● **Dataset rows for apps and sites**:
===
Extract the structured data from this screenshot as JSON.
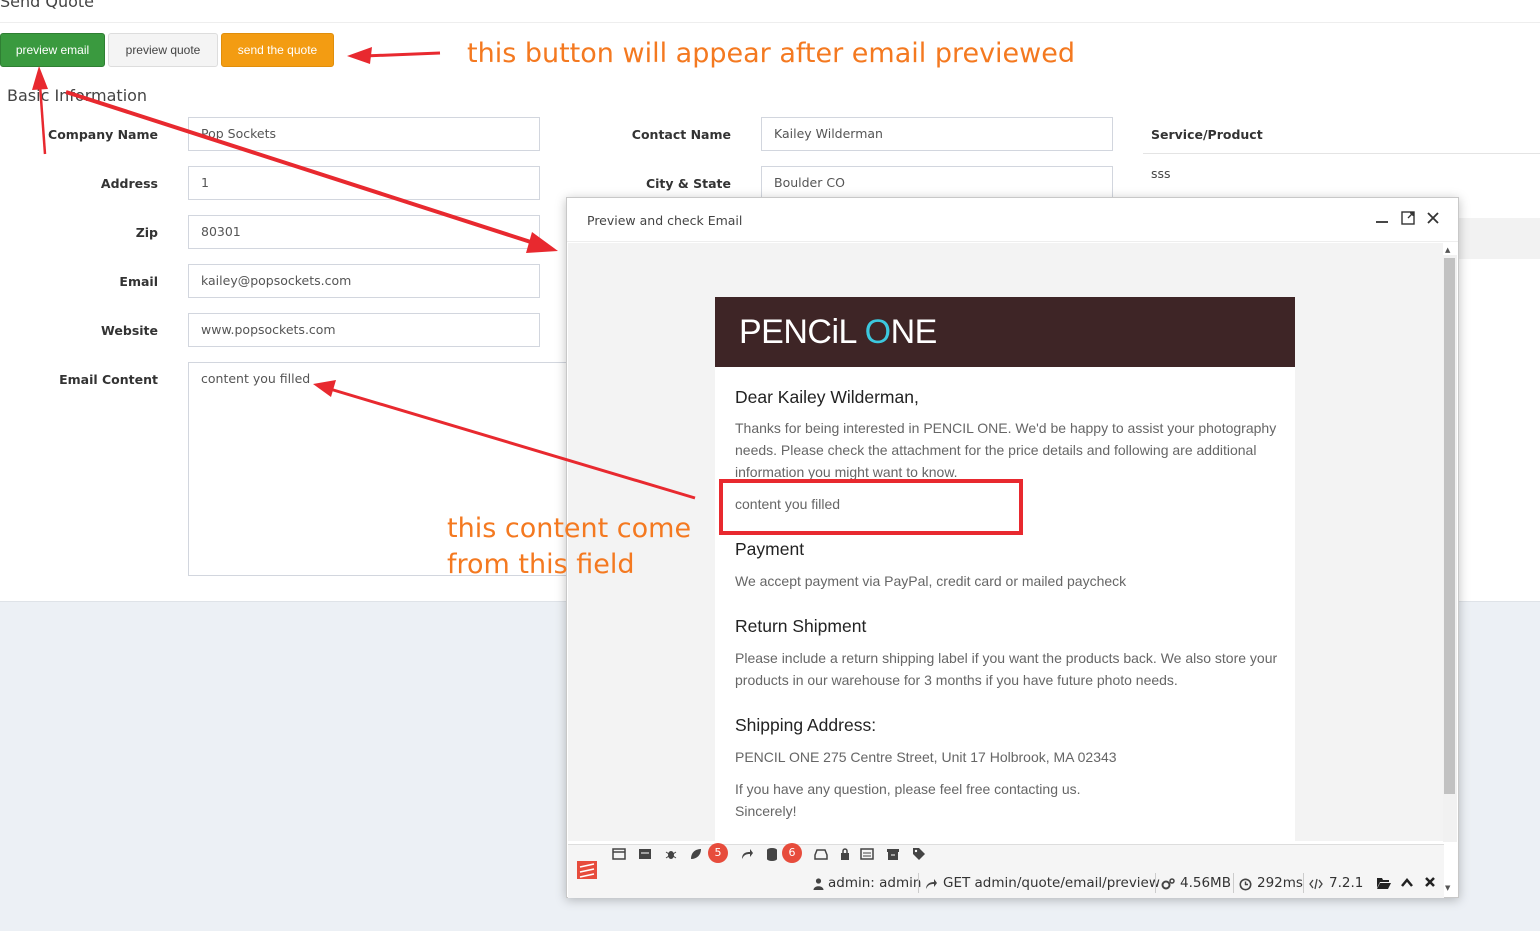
{
  "page": {
    "title": "Send Quote"
  },
  "toolbar": {
    "preview_email": "preview email",
    "preview_quote": "preview quote",
    "send_quote": "send the quote"
  },
  "section": {
    "title": "Basic Information"
  },
  "form": {
    "company_label": "Company Name",
    "company_value": "Pop Sockets",
    "address_label": "Address",
    "address_value": "1",
    "zip_label": "Zip",
    "zip_value": "80301",
    "email_label": "Email",
    "email_value": "kailey@popsockets.com",
    "website_label": "Website",
    "website_value": "www.popsockets.com",
    "content_label": "Email Content",
    "content_value": "content you filled",
    "contact_label": "Contact Name",
    "contact_value": "Kailey  Wilderman",
    "city_label": "City & State",
    "city_value": "Boulder  CO"
  },
  "service": {
    "header": "Service/Product",
    "value": "sss"
  },
  "modal": {
    "title": "Preview and check Email",
    "email": {
      "logo_a": "PENCiL ",
      "logo_b": "O",
      "logo_c": "NE",
      "greeting": "Dear Kailey Wilderman,",
      "intro": "Thanks for being interested in PENCIL ONE. We'd be happy to assist your photography needs. Please check the attachment for the price details and following are additional information you might want to know.",
      "custom": "content you filled",
      "payment_h": "Payment",
      "payment_p": "We accept payment via PayPal, credit card or mailed paycheck",
      "return_h": "Return Shipment",
      "return_p": "Please include a return shipping label if you want the products back. We also store your products in our warehouse for 3 months if you have future photo needs.",
      "ship_h": "Shipping Address:",
      "ship_p": "PENCIL ONE 275 Centre Street, Unit 17 Holbrook, MA 02343",
      "closing_1": "If you have any question, please feel free contacting us.",
      "closing_2": "Sincerely!"
    }
  },
  "debugbar": {
    "badge_logs": "5",
    "badge_queries": "6",
    "user": "admin: admin",
    "route": "GET admin/quote/email/preview",
    "memory": "4.56MB",
    "time": "292ms",
    "version": "7.2.1"
  },
  "annotations": {
    "button_note": "this button will appear after email previewed",
    "content_note_1": "this content come",
    "content_note_2": "from this field"
  },
  "colors": {
    "brand_green": "#3a9a3f",
    "brand_orange": "#f39c12",
    "annotation": "#f47920",
    "annotation_red": "#e8292f",
    "email_header": "#3e2526",
    "logo_accent": "#3cc8de"
  }
}
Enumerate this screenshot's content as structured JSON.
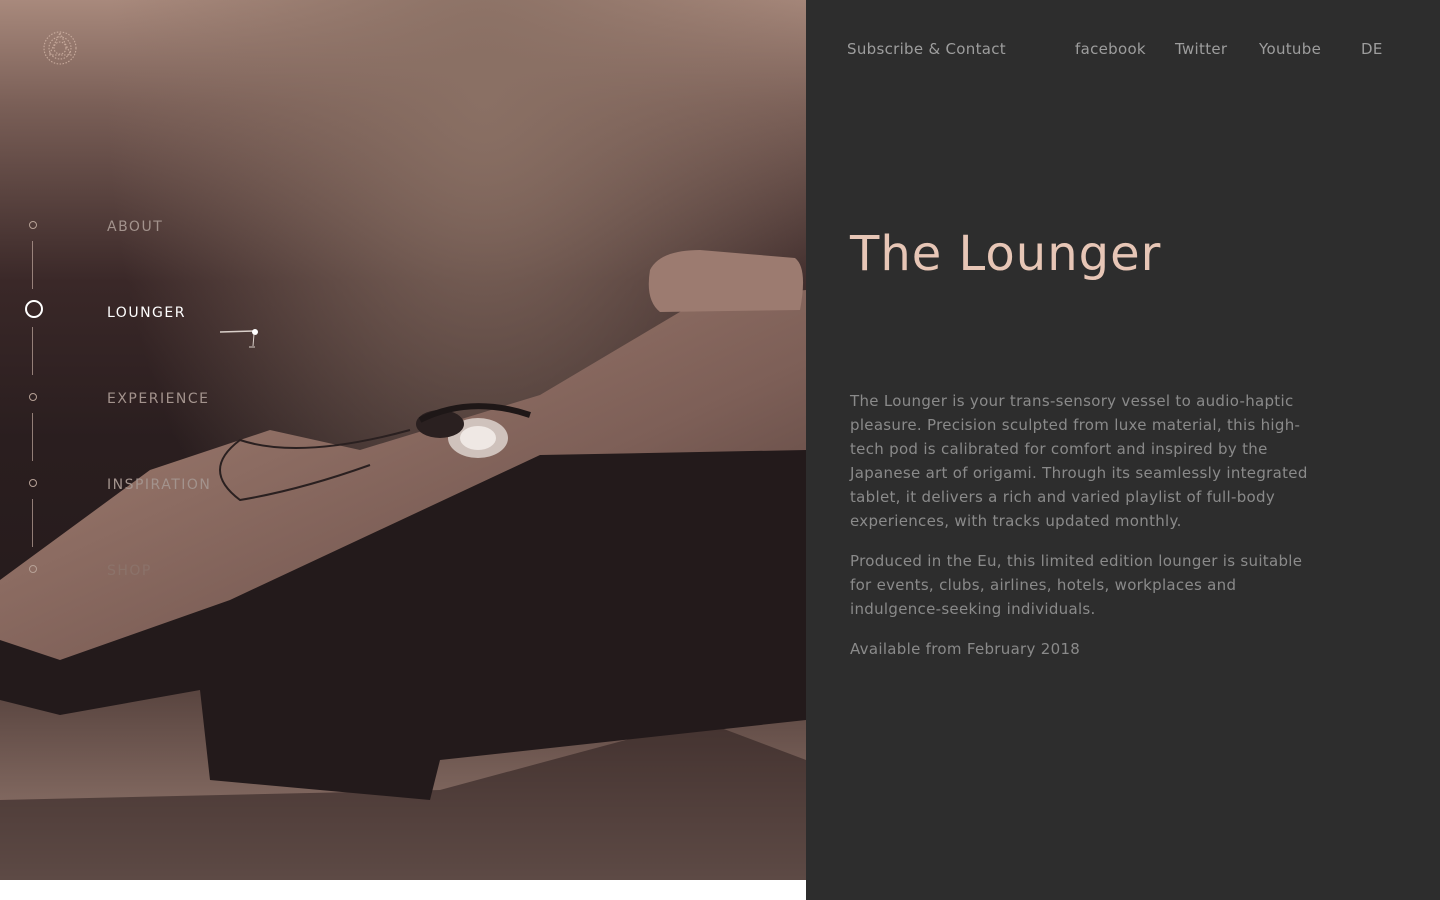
{
  "topnav": {
    "subscribe": "Subscribe & Contact",
    "facebook": "facebook",
    "twitter": "Twitter",
    "youtube": "Youtube",
    "language": "DE"
  },
  "sections": {
    "about": "ABOUT",
    "lounger": "LOUNGER",
    "experience": "EXPERIENCE",
    "inspiration": "INSPIRATION",
    "last_item": "SHOP",
    "active": "lounger"
  },
  "content": {
    "title": "The Lounger",
    "paragraph1": "The Lounger is your trans-sensory vessel to audio-haptic pleasure. Precision sculpted from luxe material, this high-tech pod is calibrated for comfort and inspired by the Japanese art of origami. Through its seamlessly integrated tablet, it delivers a rich and varied playlist of full-body experiences, with tracks updated monthly.",
    "paragraph2": "Produced in the Eu, this limited edition lounger is suitable for events, clubs, airlines, hotels, workplaces and indulgence-seeking individuals.",
    "availability": "Available from February 2018"
  },
  "colors": {
    "title_accent": "#e7c6b6",
    "panel_background": "#2d2d2d",
    "body_text": "#8a8a8a",
    "nav_text": "#9d9d9d"
  },
  "icons": {
    "logo": "lotus-logo-icon",
    "headphones": "headphones-image",
    "cursor": "pointer-cursor-icon"
  }
}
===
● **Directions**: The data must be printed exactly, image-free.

● **Solved exercise**:
Extract the structured data from this screenshot as JSON.
{
  "page": {
    "title": "Send Quote"
  },
  "toolbar": {
    "preview_email": "preview email",
    "preview_quote": "preview quote",
    "send_quote": "send the quote"
  },
  "section": {
    "title": "Basic Information"
  },
  "form": {
    "company_label": "Company Name",
    "company_value": "Pop Sockets",
    "address_label": "Address",
    "address_value": "1",
    "zip_label": "Zip",
    "zip_value": "80301",
    "email_label": "Email",
    "email_value": "kailey@popsockets.com",
    "website_label": "Website",
    "website_value": "www.popsockets.com",
    "content_label": "Email Content",
    "content_value": "content you filled",
    "contact_label": "Contact Name",
    "contact_value": "Kailey  Wilderman",
    "city_label": "City & State",
    "city_value": "Boulder  CO"
  },
  "service": {
    "header": "Service/Product",
    "value": "sss"
  },
  "modal": {
    "title": "Preview and check Email",
    "email": {
      "logo_a": "PENCiL ",
      "logo_b": "O",
      "logo_c": "NE",
      "greeting": "Dear Kailey Wilderman,",
      "intro": "Thanks for being interested in PENCIL ONE. We'd be happy to assist your photography needs. Please check the attachment for the price details and following are additional information you might want to know.",
      "custom": "content you filled",
      "payment_h": "Payment",
      "payment_p": "We accept payment via PayPal, credit card or mailed paycheck",
      "return_h": "Return Shipment",
      "return_p": "Please include a return shipping label if you want the products back. We also store your products in our warehouse for 3 months if you have future photo needs.",
      "ship_h": "Shipping Address:",
      "ship_p": "PENCIL ONE 275 Centre Street, Unit 17 Holbrook, MA 02343",
      "closing_1": "If you have any question, please feel free contacting us.",
      "closing_2": "Sincerely!"
    }
  },
  "debugbar": {
    "badge_logs": "5",
    "badge_queries": "6",
    "user": "admin: admin",
    "route": "GET admin/quote/email/preview",
    "memory": "4.56MB",
    "time": "292ms",
    "version": "7.2.1"
  },
  "annotations": {
    "button_note": "this button will appear after email previewed",
    "content_note_1": "this content come",
    "content_note_2": "from this field"
  },
  "colors": {
    "brand_green": "#3a9a3f",
    "brand_orange": "#f39c12",
    "annotation": "#f47920",
    "annotation_red": "#e8292f",
    "email_header": "#3e2526",
    "logo_accent": "#3cc8de"
  }
}
Enumerate this screenshot's content as structured JSON.
{
  "topnav": {
    "subscribe": "Subscribe & Contact",
    "facebook": "facebook",
    "twitter": "Twitter",
    "youtube": "Youtube",
    "language": "DE"
  },
  "sections": {
    "about": "ABOUT",
    "lounger": "LOUNGER",
    "experience": "EXPERIENCE",
    "inspiration": "INSPIRATION",
    "last_item": "SHOP",
    "active": "lounger"
  },
  "content": {
    "title": "The Lounger",
    "paragraph1": "The Lounger is your trans-sensory vessel to audio-haptic pleasure. Precision sculpted from luxe material, this high-tech pod is calibrated for comfort and inspired by the Japanese art of origami. Through its seamlessly integrated tablet, it delivers a rich and varied playlist of full-body experiences, with tracks updated monthly.",
    "paragraph2": "Produced in the Eu, this limited edition lounger is suitable for events, clubs, airlines, hotels, workplaces and indulgence-seeking individuals.",
    "availability": "Available from February 2018"
  },
  "colors": {
    "title_accent": "#e7c6b6",
    "panel_background": "#2d2d2d",
    "body_text": "#8a8a8a",
    "nav_text": "#9d9d9d"
  },
  "icons": {
    "logo": "lotus-logo-icon",
    "headphones": "headphones-image",
    "cursor": "pointer-cursor-icon"
  }
}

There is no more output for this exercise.